Netflix also still boasts the largest subscriber base of any streaming service and, more significantly, the highest average revenue per user in both the domestic and international spheres. With Disney in particular still struggling to effectively monetize its subscribers, this advantage is not to be discounted heading into 2023. Netflix’s new ad-supported tier, though off to a slow start, is still expected to further boost ARPU in the months and years ahead.

Indeed, Netflix’s overall financial picture remains in far better shape than its rivals’ DTC operations. It is still the only company to turn a profit in streaming, having taken full advantage of its decade-long head start to build scale, and finally turned free-cash-flow positive in 2022 despite its subscriber struggles. The company’s 2022 revenues (year-to-date through Q3, as its Q4 numbers have yet to be disclosed) also outstripped the DTC earnings of its closest competitor, Disney, by nearly 60 percent.

In short, Netflix is still outperforming its rivals in all of the key metrics used to measure success in streaming, which helps explain why its share price, though still down 50 percent year-to-date, remains far and away the highest among streaming combatants.

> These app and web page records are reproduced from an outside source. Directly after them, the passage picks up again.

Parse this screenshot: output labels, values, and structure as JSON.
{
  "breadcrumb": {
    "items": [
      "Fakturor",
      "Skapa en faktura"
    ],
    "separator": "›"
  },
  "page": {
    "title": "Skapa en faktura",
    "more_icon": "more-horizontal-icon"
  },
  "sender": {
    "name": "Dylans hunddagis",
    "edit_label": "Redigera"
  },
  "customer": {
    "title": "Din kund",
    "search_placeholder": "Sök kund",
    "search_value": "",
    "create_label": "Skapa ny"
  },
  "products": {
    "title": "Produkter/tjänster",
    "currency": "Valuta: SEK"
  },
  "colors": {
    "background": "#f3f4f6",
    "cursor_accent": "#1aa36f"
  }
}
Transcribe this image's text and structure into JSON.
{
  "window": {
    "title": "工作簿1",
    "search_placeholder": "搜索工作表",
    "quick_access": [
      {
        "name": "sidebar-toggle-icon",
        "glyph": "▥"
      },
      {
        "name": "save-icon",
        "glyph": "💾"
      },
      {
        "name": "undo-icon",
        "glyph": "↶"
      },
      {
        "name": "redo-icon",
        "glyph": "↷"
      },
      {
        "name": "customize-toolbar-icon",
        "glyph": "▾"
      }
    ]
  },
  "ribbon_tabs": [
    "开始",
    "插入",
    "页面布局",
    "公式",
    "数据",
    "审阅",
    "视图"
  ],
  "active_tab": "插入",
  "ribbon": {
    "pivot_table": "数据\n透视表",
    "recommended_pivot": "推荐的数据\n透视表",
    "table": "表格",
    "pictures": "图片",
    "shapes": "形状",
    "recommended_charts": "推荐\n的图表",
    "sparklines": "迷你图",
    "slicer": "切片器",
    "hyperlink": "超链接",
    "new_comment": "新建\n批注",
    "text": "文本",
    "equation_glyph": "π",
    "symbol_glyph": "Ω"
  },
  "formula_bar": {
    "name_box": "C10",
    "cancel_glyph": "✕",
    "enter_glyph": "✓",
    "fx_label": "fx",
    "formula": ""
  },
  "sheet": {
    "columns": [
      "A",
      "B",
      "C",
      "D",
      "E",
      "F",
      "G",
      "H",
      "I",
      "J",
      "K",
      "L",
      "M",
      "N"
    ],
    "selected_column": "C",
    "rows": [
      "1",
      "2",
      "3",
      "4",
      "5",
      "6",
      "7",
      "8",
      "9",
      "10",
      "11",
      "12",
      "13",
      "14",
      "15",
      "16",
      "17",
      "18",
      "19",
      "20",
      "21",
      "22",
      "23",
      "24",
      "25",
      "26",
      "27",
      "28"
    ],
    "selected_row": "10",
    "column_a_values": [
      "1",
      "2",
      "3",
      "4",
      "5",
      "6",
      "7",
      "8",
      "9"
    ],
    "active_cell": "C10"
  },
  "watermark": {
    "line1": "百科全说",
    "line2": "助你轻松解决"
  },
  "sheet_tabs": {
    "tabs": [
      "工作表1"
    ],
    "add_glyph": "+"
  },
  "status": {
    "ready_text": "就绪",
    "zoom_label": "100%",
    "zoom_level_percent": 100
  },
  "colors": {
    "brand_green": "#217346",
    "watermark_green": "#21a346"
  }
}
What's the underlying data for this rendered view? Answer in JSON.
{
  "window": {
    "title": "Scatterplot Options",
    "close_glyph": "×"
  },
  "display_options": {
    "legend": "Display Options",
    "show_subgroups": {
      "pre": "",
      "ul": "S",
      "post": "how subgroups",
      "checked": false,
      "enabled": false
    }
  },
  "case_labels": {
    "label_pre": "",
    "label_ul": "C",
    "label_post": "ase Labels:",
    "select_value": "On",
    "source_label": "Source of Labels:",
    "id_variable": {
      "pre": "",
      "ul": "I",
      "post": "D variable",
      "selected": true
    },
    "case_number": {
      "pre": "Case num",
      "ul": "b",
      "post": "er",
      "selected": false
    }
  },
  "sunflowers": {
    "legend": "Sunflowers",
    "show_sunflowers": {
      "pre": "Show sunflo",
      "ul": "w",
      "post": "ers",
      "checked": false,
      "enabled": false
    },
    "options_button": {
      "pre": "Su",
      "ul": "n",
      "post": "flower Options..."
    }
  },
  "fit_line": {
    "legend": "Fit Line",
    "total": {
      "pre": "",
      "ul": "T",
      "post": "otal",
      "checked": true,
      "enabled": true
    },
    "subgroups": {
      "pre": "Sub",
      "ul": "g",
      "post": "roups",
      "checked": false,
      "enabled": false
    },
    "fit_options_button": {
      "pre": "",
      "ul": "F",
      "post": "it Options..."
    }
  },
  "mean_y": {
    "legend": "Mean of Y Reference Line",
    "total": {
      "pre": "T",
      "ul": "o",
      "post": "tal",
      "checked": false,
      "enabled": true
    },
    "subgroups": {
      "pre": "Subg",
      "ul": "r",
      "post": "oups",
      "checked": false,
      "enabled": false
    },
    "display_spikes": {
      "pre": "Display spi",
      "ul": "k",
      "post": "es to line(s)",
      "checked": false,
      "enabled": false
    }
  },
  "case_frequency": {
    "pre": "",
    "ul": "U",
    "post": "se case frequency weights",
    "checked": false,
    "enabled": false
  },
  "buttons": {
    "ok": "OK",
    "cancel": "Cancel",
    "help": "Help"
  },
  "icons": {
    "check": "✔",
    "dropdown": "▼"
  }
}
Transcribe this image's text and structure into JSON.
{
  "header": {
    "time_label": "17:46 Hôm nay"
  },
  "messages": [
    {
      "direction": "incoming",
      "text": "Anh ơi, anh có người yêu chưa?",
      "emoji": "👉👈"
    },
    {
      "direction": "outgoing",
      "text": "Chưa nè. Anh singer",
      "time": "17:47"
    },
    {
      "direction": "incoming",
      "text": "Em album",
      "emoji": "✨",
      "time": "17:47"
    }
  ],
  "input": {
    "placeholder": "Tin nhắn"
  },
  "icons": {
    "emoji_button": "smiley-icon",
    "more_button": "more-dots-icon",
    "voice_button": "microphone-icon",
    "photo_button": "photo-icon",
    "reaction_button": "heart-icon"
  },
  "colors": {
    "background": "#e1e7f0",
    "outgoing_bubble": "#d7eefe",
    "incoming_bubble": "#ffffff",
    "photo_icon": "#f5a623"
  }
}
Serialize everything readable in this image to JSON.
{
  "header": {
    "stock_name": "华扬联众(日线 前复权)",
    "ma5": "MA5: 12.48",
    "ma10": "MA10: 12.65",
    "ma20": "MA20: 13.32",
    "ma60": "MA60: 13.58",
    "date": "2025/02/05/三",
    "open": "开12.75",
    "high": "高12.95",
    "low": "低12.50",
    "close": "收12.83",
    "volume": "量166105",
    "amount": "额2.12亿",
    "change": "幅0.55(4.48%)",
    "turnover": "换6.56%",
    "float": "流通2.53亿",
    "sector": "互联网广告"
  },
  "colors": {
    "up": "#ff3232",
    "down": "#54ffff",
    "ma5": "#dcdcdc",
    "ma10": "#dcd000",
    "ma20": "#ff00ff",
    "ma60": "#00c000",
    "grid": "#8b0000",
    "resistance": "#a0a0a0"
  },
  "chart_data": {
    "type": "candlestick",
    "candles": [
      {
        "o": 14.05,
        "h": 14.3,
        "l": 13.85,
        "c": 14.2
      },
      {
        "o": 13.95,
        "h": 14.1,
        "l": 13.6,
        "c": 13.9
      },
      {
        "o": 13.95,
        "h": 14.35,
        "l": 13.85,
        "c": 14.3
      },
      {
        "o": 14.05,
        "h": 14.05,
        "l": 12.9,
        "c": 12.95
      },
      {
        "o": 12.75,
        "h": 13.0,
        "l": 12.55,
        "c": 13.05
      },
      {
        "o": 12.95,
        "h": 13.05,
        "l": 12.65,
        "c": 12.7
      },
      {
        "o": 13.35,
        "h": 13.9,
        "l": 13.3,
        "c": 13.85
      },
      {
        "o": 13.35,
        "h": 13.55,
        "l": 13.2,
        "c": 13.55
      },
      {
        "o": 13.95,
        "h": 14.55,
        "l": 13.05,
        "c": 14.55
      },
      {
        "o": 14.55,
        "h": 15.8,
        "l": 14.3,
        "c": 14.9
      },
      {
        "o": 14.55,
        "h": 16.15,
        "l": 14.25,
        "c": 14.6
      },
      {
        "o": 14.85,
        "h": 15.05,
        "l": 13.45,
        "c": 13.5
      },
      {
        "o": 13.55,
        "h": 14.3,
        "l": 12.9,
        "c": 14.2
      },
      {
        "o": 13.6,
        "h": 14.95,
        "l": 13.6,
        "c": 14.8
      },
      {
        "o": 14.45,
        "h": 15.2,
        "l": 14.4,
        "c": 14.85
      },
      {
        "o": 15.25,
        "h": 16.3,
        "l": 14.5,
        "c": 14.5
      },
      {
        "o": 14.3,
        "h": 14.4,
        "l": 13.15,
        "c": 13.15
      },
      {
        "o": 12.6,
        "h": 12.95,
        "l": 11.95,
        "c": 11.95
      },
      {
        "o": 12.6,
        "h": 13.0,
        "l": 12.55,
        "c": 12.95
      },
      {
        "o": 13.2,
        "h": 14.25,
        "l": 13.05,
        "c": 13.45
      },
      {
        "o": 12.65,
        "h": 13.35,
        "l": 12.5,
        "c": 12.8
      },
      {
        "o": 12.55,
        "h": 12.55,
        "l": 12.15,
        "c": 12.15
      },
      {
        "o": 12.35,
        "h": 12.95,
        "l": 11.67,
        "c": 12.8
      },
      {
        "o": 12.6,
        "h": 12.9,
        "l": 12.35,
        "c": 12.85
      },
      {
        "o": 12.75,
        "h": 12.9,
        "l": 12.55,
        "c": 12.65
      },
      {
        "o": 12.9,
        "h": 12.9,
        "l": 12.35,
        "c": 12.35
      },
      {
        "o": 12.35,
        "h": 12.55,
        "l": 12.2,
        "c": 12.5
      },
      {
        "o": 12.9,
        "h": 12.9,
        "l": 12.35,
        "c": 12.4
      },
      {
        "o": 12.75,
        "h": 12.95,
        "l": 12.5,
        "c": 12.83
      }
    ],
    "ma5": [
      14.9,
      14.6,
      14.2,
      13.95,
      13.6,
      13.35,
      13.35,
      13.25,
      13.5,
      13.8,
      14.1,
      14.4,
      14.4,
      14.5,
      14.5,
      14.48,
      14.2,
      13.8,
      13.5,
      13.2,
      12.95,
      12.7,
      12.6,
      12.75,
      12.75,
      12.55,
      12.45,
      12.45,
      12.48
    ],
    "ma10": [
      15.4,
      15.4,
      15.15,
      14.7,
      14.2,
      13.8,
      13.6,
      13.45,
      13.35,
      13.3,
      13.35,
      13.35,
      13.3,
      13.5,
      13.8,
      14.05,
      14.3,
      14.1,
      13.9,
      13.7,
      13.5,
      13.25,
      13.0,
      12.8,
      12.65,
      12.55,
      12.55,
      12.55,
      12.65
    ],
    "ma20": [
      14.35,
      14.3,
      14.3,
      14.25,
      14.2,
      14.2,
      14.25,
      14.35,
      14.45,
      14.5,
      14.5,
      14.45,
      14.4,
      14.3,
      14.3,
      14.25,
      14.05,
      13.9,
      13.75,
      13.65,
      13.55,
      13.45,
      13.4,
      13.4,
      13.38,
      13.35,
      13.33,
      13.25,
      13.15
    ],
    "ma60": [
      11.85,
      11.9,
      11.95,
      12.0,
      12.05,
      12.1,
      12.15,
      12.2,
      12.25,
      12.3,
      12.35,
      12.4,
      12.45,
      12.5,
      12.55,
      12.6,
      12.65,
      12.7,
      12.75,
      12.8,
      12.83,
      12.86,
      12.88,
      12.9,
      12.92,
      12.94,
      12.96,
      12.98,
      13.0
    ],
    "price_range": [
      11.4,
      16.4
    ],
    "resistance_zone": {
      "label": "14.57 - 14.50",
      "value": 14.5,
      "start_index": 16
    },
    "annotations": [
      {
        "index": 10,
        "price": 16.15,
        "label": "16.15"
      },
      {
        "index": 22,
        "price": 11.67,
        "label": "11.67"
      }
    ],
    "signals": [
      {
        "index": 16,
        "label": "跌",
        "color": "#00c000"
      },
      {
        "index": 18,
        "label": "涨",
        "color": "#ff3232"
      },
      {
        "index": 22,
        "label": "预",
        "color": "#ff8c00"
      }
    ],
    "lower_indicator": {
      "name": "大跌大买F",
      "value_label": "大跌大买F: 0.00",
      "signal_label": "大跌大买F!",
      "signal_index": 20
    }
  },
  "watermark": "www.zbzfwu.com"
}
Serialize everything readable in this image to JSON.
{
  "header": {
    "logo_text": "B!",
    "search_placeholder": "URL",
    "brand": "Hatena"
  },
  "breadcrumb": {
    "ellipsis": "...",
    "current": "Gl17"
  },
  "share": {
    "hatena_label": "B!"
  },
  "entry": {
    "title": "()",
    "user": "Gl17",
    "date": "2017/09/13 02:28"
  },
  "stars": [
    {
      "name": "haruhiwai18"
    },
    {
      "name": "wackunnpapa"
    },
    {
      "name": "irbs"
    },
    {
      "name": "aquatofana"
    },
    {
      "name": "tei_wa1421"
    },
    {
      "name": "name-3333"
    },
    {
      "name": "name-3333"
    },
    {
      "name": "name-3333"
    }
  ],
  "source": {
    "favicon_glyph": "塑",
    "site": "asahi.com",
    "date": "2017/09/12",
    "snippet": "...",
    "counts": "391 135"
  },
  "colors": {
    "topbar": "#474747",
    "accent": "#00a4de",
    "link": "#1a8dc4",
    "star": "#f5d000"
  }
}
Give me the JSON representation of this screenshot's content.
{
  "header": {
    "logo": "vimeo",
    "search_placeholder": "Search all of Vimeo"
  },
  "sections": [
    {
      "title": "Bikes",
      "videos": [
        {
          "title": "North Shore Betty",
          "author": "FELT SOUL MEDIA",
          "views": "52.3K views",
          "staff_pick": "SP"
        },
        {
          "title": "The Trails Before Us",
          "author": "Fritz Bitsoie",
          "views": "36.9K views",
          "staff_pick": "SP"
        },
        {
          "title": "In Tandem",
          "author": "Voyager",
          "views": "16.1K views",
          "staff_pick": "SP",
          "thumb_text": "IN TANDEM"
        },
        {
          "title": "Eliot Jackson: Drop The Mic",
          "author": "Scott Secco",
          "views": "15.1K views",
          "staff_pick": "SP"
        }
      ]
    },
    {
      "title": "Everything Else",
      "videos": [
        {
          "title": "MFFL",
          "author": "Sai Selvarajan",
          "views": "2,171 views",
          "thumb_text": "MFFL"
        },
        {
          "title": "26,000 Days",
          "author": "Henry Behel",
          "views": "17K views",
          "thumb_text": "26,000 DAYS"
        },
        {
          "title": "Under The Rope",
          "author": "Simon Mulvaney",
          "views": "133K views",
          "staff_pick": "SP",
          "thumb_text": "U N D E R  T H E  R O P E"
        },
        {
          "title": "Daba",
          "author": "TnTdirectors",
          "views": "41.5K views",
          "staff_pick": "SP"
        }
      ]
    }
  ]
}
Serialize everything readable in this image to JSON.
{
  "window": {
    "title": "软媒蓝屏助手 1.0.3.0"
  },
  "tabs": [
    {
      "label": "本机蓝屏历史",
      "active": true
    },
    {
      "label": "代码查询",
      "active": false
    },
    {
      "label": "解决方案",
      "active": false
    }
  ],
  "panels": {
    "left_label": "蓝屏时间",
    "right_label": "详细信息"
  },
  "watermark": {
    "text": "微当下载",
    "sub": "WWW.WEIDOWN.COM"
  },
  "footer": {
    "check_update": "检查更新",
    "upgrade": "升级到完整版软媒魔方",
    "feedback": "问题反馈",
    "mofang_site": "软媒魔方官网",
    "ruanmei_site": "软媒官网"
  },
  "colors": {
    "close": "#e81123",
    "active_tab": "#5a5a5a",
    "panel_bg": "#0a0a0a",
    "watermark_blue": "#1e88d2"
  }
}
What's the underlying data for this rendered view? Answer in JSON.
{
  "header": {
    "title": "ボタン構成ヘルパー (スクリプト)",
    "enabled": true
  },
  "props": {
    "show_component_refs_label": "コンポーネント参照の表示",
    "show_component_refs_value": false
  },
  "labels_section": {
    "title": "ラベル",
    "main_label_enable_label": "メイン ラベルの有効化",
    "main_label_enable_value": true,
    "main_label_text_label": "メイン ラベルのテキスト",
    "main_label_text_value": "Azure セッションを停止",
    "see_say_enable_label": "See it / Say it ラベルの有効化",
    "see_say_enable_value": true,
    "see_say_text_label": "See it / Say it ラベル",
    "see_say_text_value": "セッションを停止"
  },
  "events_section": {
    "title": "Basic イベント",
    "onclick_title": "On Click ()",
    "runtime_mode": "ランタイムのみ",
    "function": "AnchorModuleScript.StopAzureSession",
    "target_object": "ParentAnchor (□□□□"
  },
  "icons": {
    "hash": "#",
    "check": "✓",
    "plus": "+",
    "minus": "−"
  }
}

The company’s potential pitfalls should, however, be kept in mind moving into the new year. As the most mature streaming service, Netflix’s future growth potential is limited, and its pure-play business model makes it especially vulnerable to the market’s whims regarding streaming (though it has also shielded Netflix from the brutal headwinds in the linear TV business).

Netflix’s competitors have also arguably improved upon its model for streaming in several ways, from returning to weekly release strategies for series to embracing additional revenue-generating opportunities for streaming content, as Warner Bros. Discovery is now doing aggressively.

Still, none of this has helped any other company pull ahead of Netflix in the streaming game just yet. With Wall Street now demanding profitability from streamers, there is a long uphill battle to come that will likely eliminate more than one major player from the game. Netflix may not seem destined to win the war, but reports of its death have been greatly exaggerated.